Share two contributions you could make to the organization (patients served) based on your current experiences and future career aspirations based on your learning from this course.
Identify personal opportunities for improvement in providing culturally competent care.
Do you want to make a difference in global health? I’m happy to tell you that there are many opportunities available to serve internationally, especially as the world becomes more like a global village. As a professional nurse, I have found global service rewarding and fulfilling. As I write this column, images come to my mind of sitting in a Palestinian refugee camp in Jordan with an expectant mother suffering from thalassemia, or listening to a Mayan mother in the highlands of Guatemala in a stick-walled, corrugated roofed home talk about life with her newborn and seven other children.
As maternal/child nurses, we are all concerned about vulnerable and underserved populations and about how our healthcare colleagues with limited resources and opportunities do their work everyday. If you want to make a difference in global health, there are multiple global health opportunities for you; it’s a matter of finding a match for your clinical skills, academic credentials, personal and family limitations, time commitment, and state of health. For example,

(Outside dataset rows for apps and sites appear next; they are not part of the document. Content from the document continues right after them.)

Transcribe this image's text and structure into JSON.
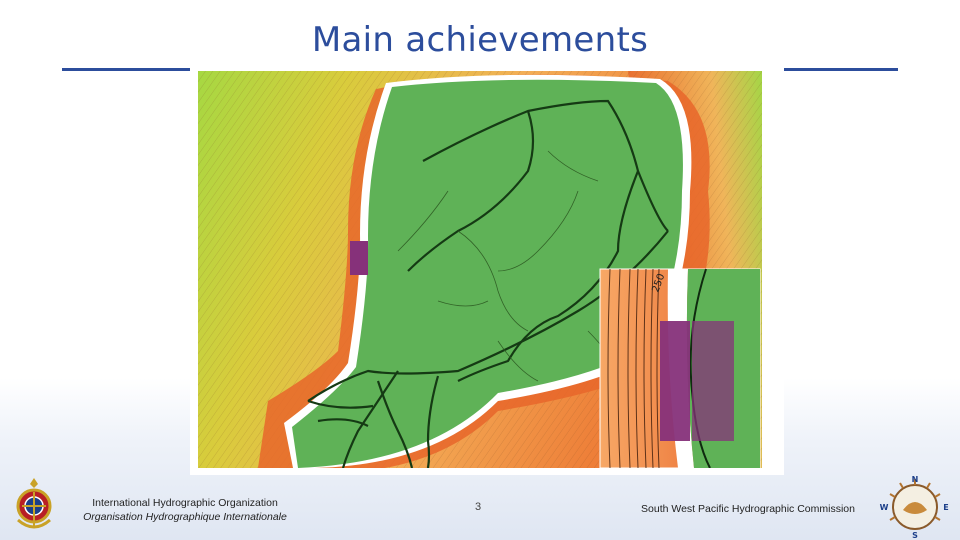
{
  "slide": {
    "title": "Main achievements",
    "page_number": "3"
  },
  "map": {
    "inset_contour_label": "250"
  },
  "footer": {
    "org_name_en": "International Hydrographic Organization",
    "org_name_fr": "Organisation Hydrographique Internationale",
    "commission": "South West Pacific Hydrographic Commission"
  },
  "logo_right": {
    "compass_n": "N",
    "compass_e": "E",
    "compass_s": "S",
    "compass_w": "W"
  },
  "colors": {
    "title": "#2c4d9c",
    "land": "#5fb257",
    "deep_orange": "#e8662a",
    "shallow_orange": "#f6a560",
    "highlight": "#86317a"
  }
}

* Seeking employment through such agencies as the American Embassy and Department of State, or the World Health Organization. The Global Health Council website has a listing of such employment opportunities (http://www.globalhealth.org).
* Providing refugee relief by working as an international refugee worker (http://www.refugeerelief.org).
* Providing disaster relief services through agencies such as the International Committee of the Red Cross (http://www.icrc.org).
* Providing cultural experiences for nursing students globally. A number of schools of nursing have international programs, and are often seeking mentors to accompany students to a variety of international settings, particularly in developing countries.
* Providing clinical mentorship in an international setting. Increasingly, the focus is on building local clinical skills through teaching programs such as neonatal resuscitation education programs that require a commitment to “training the trainer” so you can share your expertise with local nurses, midwives and physicians. Cross Cultural Solutions volunteers can match your expertise with global needs (http://www.crossculturalsolutions.org).
* Working with private, nonprofit secular or faith-based organizations such as Ixmucane, One Heart, Empowering Lives International, Doctors Without Borders, or Nazarene Compassionate Ministries. Some opportunities are as short as 10 days, and others require a commitment of at least 6 months.
* Sharing your expertise in policy and program consultation through organizations such as United States Agency for International Development (USAID).
* Partnering with academic colleagues overseas by offering to be a visiting professor, an educational consultant, or applying to become a Fulbright Scholar (http://www.cies.org/about_fulb.htm).
Whether you are accepted by an international educational and relief organization depends on your previous experience in global settings or working with vulnerable populations such as refugees and immigrants, any work you’ve done in disasters or emergencies, skills in working independently in remote circumstances, having linguistic skills, having clinical skills in maternal/child health, and being in good health. It is essential to work through established organizations to do global work rather than “dropping in,” on a disaster site-which actually could end up contributing to the chaos rather than helping!!
I encourage you to explore global opportunities (Osborn & Ohmans, 2005). Etherington (2009, p. 10), who has worked in 13 countries primarily in acute disaster and conflict settings, has said, “Going global has its risks and hardships, but they are usually outnumbered by rewards, wonders, and a profound sense of purpose. You have much to offer. Take the responsibility of a global mission seriously and savor it as one of the most important ventures of your life-as a nurse and as a citizen of the world.”